It’s 2014 and where the internet is concerned, the world is flat again.
Wherever you look on the net you will find design styles leaning towards flat designs, with elements, tutorials and examples springing up everywhere.
But just what is this new craze all about? And why care at all?
It would seem that flat design is both a trend-setter as well as a new way to better the user experience. So let’s consider why that is, and look at a few resources that you can use to move your site or sites into the flat world.
Although flat designs is nothing new, it hit its stride when Windows 8 launched its ‘Metro’ interface, changing the trend from gradients and overwhelming textures to straight-forward shapes, strong colours and ‘flat’ elements: ergo the name.
This paradigm shift in design also brought about more white space and larger letters — the idea being that user interfaces need to be easier to browse on various devices.

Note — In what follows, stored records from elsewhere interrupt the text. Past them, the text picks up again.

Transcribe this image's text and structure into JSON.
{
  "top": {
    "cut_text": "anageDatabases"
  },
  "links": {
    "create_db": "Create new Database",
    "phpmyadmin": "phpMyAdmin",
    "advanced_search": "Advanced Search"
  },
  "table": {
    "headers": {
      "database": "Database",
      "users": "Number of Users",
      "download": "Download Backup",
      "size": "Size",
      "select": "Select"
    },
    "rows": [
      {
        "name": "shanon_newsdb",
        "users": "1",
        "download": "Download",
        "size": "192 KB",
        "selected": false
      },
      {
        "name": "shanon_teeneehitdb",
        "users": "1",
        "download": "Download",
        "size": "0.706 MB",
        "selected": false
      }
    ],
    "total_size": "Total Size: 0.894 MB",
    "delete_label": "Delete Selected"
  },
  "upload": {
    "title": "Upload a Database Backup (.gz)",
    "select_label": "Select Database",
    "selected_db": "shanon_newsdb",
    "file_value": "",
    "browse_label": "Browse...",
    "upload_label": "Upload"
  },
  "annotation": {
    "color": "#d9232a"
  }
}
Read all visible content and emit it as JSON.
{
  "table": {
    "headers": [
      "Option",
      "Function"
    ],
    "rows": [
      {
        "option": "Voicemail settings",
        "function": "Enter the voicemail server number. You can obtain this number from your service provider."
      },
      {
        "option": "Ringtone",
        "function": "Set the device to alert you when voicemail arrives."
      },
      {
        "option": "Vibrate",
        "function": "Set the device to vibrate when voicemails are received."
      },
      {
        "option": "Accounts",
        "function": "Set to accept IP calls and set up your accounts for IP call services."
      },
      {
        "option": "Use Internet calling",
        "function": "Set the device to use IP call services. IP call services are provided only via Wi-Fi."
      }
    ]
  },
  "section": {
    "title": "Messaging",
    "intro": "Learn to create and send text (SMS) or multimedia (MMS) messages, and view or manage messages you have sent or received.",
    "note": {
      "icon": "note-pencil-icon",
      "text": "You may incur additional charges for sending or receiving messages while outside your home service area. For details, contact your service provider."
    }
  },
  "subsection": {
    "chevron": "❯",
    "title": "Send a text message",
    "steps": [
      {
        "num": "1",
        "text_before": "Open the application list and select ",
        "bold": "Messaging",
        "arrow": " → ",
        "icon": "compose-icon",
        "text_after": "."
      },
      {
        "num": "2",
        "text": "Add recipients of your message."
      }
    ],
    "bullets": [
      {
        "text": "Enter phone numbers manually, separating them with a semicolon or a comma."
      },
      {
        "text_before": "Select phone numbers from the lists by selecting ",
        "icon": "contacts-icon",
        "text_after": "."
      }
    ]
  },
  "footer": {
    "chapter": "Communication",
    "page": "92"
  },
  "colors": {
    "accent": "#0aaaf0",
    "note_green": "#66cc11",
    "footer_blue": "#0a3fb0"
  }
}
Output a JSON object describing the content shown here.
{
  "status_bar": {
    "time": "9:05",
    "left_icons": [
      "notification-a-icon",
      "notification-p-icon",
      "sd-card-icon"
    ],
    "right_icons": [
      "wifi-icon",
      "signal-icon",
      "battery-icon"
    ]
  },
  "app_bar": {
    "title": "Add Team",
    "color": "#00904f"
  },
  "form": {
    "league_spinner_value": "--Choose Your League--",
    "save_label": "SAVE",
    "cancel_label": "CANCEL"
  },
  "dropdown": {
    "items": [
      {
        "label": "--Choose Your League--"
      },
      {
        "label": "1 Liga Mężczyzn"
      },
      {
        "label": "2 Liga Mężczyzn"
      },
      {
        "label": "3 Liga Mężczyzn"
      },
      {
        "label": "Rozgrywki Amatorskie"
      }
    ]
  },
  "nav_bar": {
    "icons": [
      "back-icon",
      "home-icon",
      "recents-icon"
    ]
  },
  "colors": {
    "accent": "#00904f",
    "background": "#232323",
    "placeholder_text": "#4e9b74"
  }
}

As such, flat design also serves as an antithesis to skeumorphism, meaning digitized graphics that take their inspiration from real-life by giving them almost a three-dimensional look.
Apple took the lead on skeumorphism by putting shadows and gradients on their elements that made them almost pop out of the screen. This looked great for a while, but by now the users have become weary of it because it’s easier to type it out instead of clicking a fancily shaded button.
One of the best design concepts for a website is to separate it into blocks of content, a notion that is native to the flat design.
It has been proven that there is a definite difference in conversion rates when using a simpler and more clearly mapped out site versus a design-overloaded site. However, that doesn’t mean you need to switch your site to a flat design — it really isn’t necessary for all sites.
Flat designs are indeed very adaptable to any screen size and look great on mobile devices, responding quite well to any change, hence making flat design the ultimate responsive design.
Already there is an overwhelming selection of resources out there that will help anyone create a flat web design. Here we present a small list of a few of the more outstanding ones.
Originating from Dribble, this wireframe design can help you develop a flat design following the most recommended design rules.
Originating at DesignShock, this nifty collection contains vector icons, 500+ elements, vector PSD and 7 main PSD files in 30 different colors. Whatever you could need is available, ranging from error message files and contact details to music playlists. There are both a free and a commercial version available.
Furatto is an OS framework that is responsive using flat elements.
Furatto includes design elements for basic templates, carousel slideshows, landing pages and a dashboard, to name just a few. Its fantastic flexibility and simple user interface gives you the option to create style looks instantly.
The idea behind Responsive Web CSS is to quickly prototype your design on various devices, to understand how it will look. This can save you hours of frustrating guess-work to get layouts just right.
Bootstrap is Twitter’s entry in the flat world and one of the most popular choices for putting together quick responsive designs.
One of the pivotal points in flat designs are the simple ‘flat’ icons and button elements. A lot are available for free.
Dribble created a big variety of interface elements in three colour schemes: anything from search boxes, calendars, maps, icons, etc.
This is from Riki Tanone, a gorgeous interface kit. It’s also available as a blog version.
Pixedon has 16 flat-style social media icons available in PSD format.
These are some pixel-perfect colour schemes for flat designs. All you have to do is to cut and paste!